Lithium niobate (LN) is a well-understood and heavily used optical material with a variety of useful properties such as its linear electro-optic effect, chi(2) nonlinearity, and piezoelectric effect. However, LN is a difficult material to etch and patterning high quality optical devices is challenging. Here we present results on the design and fabrication of a photonic crystal cavity made in a hybrid silicon-on-lithium-niobate material system. This material system takes advantage of the useful properties of LN, while simultaneously leveraging expertise in silicon etching and removing the need to pattern LN. These devices use the index contrast between silicon and LN to guide and confine optical resonances in a thin film of silicon bonded on top of LN. The photonic crystals have optical wavelength scale mode volumes and simulated quality factors greater than 10^6, with measured quality factors above 10^5. Due to the electro-optic effect in LN, these devices exhibit coupling between the optical resonance frequency and the electric field of adjacent electrodes. We show that such a system can yield a simulated electro-optic coupling rate of 0.6 GHz/V (4 pm/V). We expect resonators of this type to have a wide range of applications, including achieving large coupling to isolated rare-earth ions (such as Er3+) at telecom frequencies, efficient three-wave mixing in resonant silicon devices, and sensitive acousto- and electro-optic modulation.
Jeremy D. Witmer, Jeff T. Hill, and Amir H. Safavi-Naeini, "Silicon-on-lithium-niobate photonics for quantum electro-optic converters (Conference Presentation)," Proc. SPIE 10112, Photonic and Phononic Properties of Engineered Nanostructures VII, 101120F (Presented at SPIE OPTO: January 31, 2017; Published: 28 April 2017); https://doi.org/10.1117/12.2253098.5395679896001.

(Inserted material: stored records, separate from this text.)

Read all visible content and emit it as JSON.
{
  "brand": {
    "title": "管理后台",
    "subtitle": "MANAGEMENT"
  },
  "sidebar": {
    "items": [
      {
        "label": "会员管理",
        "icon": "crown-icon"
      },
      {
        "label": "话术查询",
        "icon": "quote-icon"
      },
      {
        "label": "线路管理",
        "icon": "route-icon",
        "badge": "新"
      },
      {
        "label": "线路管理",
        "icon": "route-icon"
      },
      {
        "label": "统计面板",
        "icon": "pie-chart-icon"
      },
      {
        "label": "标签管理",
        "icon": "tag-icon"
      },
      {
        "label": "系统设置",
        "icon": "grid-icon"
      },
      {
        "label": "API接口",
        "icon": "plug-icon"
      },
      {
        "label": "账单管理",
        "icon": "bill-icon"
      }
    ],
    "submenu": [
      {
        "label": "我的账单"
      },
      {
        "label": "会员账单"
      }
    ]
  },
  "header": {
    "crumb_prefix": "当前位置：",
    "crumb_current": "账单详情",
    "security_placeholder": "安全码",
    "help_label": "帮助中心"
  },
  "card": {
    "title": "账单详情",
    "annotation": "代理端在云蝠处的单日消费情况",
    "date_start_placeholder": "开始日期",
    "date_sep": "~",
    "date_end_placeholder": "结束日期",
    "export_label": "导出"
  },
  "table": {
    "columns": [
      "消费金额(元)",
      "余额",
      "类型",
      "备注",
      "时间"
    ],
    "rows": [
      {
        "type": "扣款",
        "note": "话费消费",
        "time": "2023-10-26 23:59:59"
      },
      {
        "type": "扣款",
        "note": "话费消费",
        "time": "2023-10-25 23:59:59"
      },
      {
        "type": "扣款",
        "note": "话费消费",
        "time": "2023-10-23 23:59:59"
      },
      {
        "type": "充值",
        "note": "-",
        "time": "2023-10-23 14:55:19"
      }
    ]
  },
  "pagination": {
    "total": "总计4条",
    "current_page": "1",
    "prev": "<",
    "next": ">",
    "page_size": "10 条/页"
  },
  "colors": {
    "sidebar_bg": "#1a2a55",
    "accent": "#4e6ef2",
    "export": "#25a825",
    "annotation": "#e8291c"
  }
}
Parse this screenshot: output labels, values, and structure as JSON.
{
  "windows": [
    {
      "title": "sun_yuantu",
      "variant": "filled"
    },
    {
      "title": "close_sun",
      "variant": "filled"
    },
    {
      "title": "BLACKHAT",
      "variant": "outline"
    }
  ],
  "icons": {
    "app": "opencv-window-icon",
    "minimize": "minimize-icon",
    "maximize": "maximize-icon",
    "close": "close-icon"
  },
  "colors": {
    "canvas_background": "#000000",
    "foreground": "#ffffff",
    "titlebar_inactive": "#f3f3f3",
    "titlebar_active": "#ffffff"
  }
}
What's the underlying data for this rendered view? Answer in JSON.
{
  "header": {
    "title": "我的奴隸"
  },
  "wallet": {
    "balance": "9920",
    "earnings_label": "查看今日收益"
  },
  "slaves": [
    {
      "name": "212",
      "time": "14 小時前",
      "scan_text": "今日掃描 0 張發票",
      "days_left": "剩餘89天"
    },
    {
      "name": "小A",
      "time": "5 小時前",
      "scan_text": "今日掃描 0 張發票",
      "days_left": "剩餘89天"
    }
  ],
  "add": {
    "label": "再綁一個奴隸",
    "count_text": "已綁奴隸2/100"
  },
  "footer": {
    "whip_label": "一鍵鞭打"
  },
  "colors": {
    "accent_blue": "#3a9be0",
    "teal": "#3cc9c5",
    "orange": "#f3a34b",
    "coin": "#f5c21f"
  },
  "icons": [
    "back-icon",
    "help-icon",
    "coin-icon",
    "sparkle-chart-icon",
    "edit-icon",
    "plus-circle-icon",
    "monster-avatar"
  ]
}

Conference Presentations are recordings of oral presentations given at SPIE conferences and published as part of the proceedings. They include the speaker's narration with video of the slides and animations. Most include full-text papers. Interactive, searchable transcripts and closed captioning are now available for 2018 presentations, with transcripts for prior recordings added daily.
Search our growing collection of more than 16,000 conference presentations, including many plenaries and keynotes.